Make the hard call: live up to standards

  • Published
  • By Chief Master Sgt. Ramona Mayer
  • 81st Diagnostics and Therapeutics Squadron superintendent
"Chief, we really do need another option to choose from in Block 3," I was told recently.

I disagree with that statement because the fitness portion of an enlisted performance report seems pretty straightforward to me because the Airman either meets standards, does not meet standards or is exempt from fitness testing.

The real issue isn't the Airman's fitness status but rather the supervisor's ability to make a judgment call. This particular Airman had received a "satisfactory" fitness score, but had spent significant time during the reporting period in the fitness improvement program for failing to present a professional military image while in uniform. After providing feedback, resources and time to make improvements, it was now time to reflect on her ability to comply with all standards during the reporting period -- including a professional military image.
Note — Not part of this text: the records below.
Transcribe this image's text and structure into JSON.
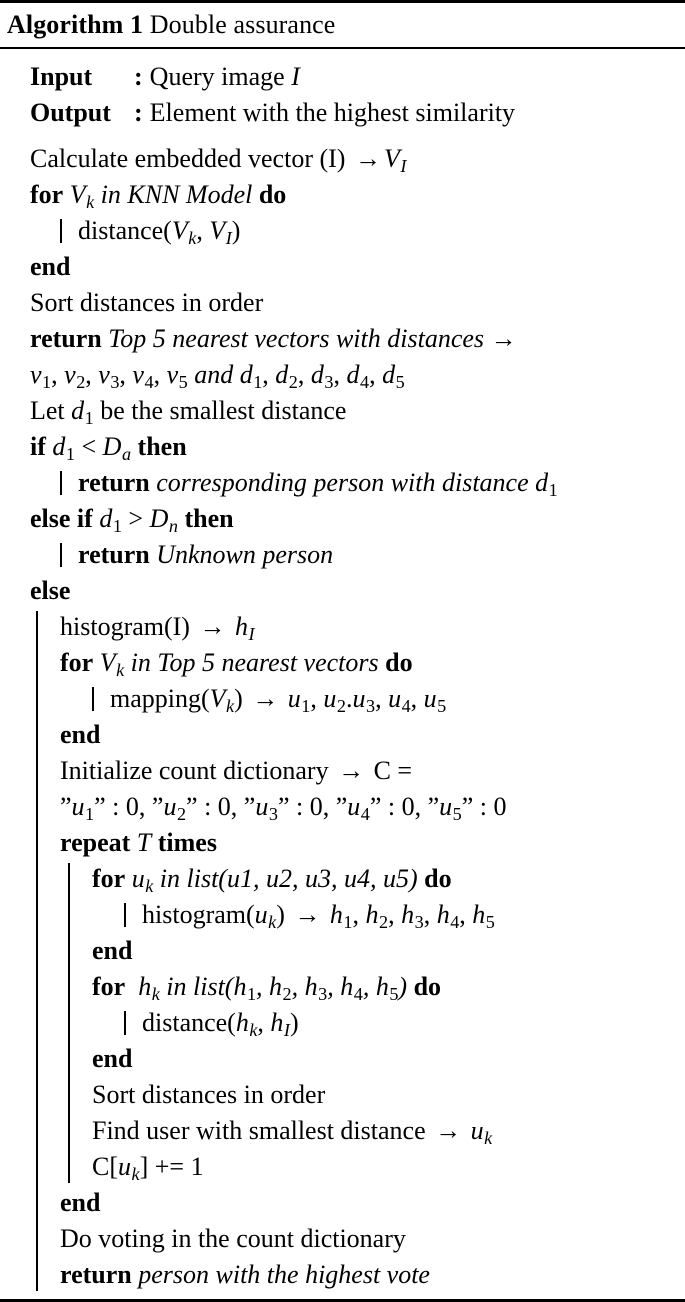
{
  "caption": {
    "number": "Algorithm 1",
    "title": "Double assurance"
  },
  "io": {
    "input_label": "Input",
    "input_sep": ":",
    "input_value": "Query image I",
    "output_label": "Output",
    "output_sep": ":",
    "output_value": "Element with the highest similarity"
  },
  "lines": {
    "l01": "Calculate embedded vector (I) → V",
    "l01_sub": "I",
    "l02_kw": "for",
    "l02_cond": "V",
    "l02_cond_sub": "k",
    "l02_cond2": " in KNN Model ",
    "l02_do": "do",
    "l03": "distance(V",
    "l03_sub": "k",
    "l03b": ", V",
    "l03_sub2": "I",
    "l03c": ")",
    "l04_end": "end",
    "l05": "Sort distances in order",
    "l06_kw": "return",
    "l06_txt": "Top 5 nearest vectors with distances →",
    "l07": "v1, v2, v3, v4, v5 and d1, d2, d3, d4, d5",
    "l08": "Let d1 be the smallest distance",
    "l09_kw": "if",
    "l09_cond": "d1 < Da",
    "l09_then": "then",
    "l10_kw": "return",
    "l10_txt": "corresponding person with distance d1",
    "l11_kw": "else if",
    "l11_cond": "d1 > Dn",
    "l11_then": "then",
    "l12_kw": "return",
    "l12_txt": "Unknown person",
    "l13_else": "else",
    "l14": "histogram(I) → hI",
    "l15_kw": "for",
    "l15_cond": "Vk in Top 5 nearest vectors",
    "l15_do": "do",
    "l16": "mapping(Vk) → u1, u2.u3, u4, u5",
    "l17_end": "end",
    "l18": "Initialize count dictionary → C =",
    "l19": "\"u1\" : 0, \"u2\" : 0, \"u3\" : 0, \"u4\" : 0, \"u5\" : 0",
    "l20_kw": "repeat",
    "l20_var": "T",
    "l20_times": "times",
    "l21_kw": "for",
    "l21_cond": "uk in list(u1, u2, u3, u4, u5)",
    "l21_do": "do",
    "l22": "histogram(uk) → h1, h2, h3, h4, h5",
    "l23_end": "end",
    "l24_kw": "for",
    "l24_cond": "hk in list(h1, h2, h3, h4, h5)",
    "l24_do": "do",
    "l25": "distance(hk, hI)",
    "l26_end": "end",
    "l27": "Sort distances in order",
    "l28": "Find user with smallest distance → uk",
    "l29": "C[uk] += 1",
    "l30_end": "end",
    "l31": "Do voting in the count dictionary",
    "l32_kw": "return",
    "l32_txt": "person with the highest vote"
  }
}
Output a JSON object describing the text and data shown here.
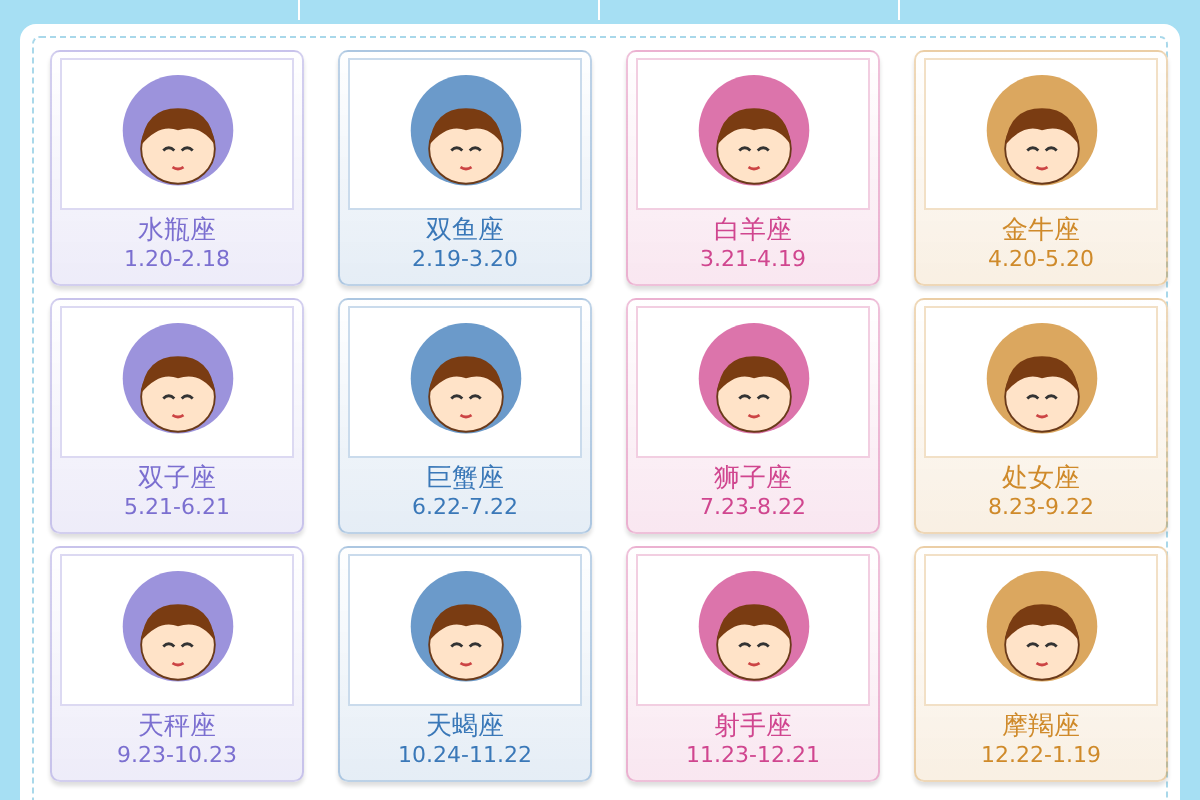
{
  "signs": [
    {
      "name": "水瓶座",
      "dates": "1.20-2.18",
      "color": "#7b6fd0"
    },
    {
      "name": "双鱼座",
      "dates": "2.19-3.20",
      "color": "#3a78b8"
    },
    {
      "name": "白羊座",
      "dates": "3.21-4.19",
      "color": "#d0468f"
    },
    {
      "name": "金牛座",
      "dates": "4.20-5.20",
      "color": "#cf8a2a"
    },
    {
      "name": "双子座",
      "dates": "5.21-6.21",
      "color": "#7b6fd0"
    },
    {
      "name": "巨蟹座",
      "dates": "6.22-7.22",
      "color": "#3a78b8"
    },
    {
      "name": "狮子座",
      "dates": "7.23-8.22",
      "color": "#d0468f"
    },
    {
      "name": "处女座",
      "dates": "8.23-9.22",
      "color": "#cf8a2a"
    },
    {
      "name": "天秤座",
      "dates": "9.23-10.23",
      "color": "#7b6fd0"
    },
    {
      "name": "天蝎座",
      "dates": "10.24-11.22",
      "color": "#3a78b8"
    },
    {
      "name": "射手座",
      "dates": "11.23-12.21",
      "color": "#d0468f"
    },
    {
      "name": "摩羯座",
      "dates": "12.22-1.19",
      "color": "#cf8a2a"
    }
  ]
}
As leaders, when we are given the responsibility to supervise Airmen, we also have the responsibility to ensure they are given clear expectations and know the expected standards of performance, conduct, fitness and dress and appearance. If supervisors have done their part, as outlined in Air Force Instruction 36-2618, "The Enlisted Force Structure," by providing continuous feedback, engaging at every opportunity to teach, mentor and coach our Air Force core values, standards and way of life -- it becomes a matter of what the Airman has chosen when evaluation time comes.

One of the toughest lessons to learn is taking responsibility and complying. But the lesson doesn't start with the Airmen we supervise; it starts with us. Each day we should take an honest look at ourselves and ask, "Do I inspire confidence in my abilities to defend the American public -- those who ultimately pay my salary?" "Do I live a lifestyle of integrity or is that a word I drop only when it's convenient?" Or, "Am I the role model and epitome of a professional belonging to the world's greatest Air Force?" Nothing will cheapen credibility and erode authority faster than not following rules while pointing fingers at others.

Chief Master Sgt. Scott Dearduff, Air Force Central Command and 9th Air Force command chief, spent countless hours mentoring all Airmen around him. He would say, "Don't just talk the talk but walk the walk." He taught me actions are far greater than words because our actions demonstrate what's in the heart and will show the true fabric someone is made from.
My challenge for you is to make the hard call, hold yourself and your Airmen accountable to all standards, live Air Force core values and inspire others.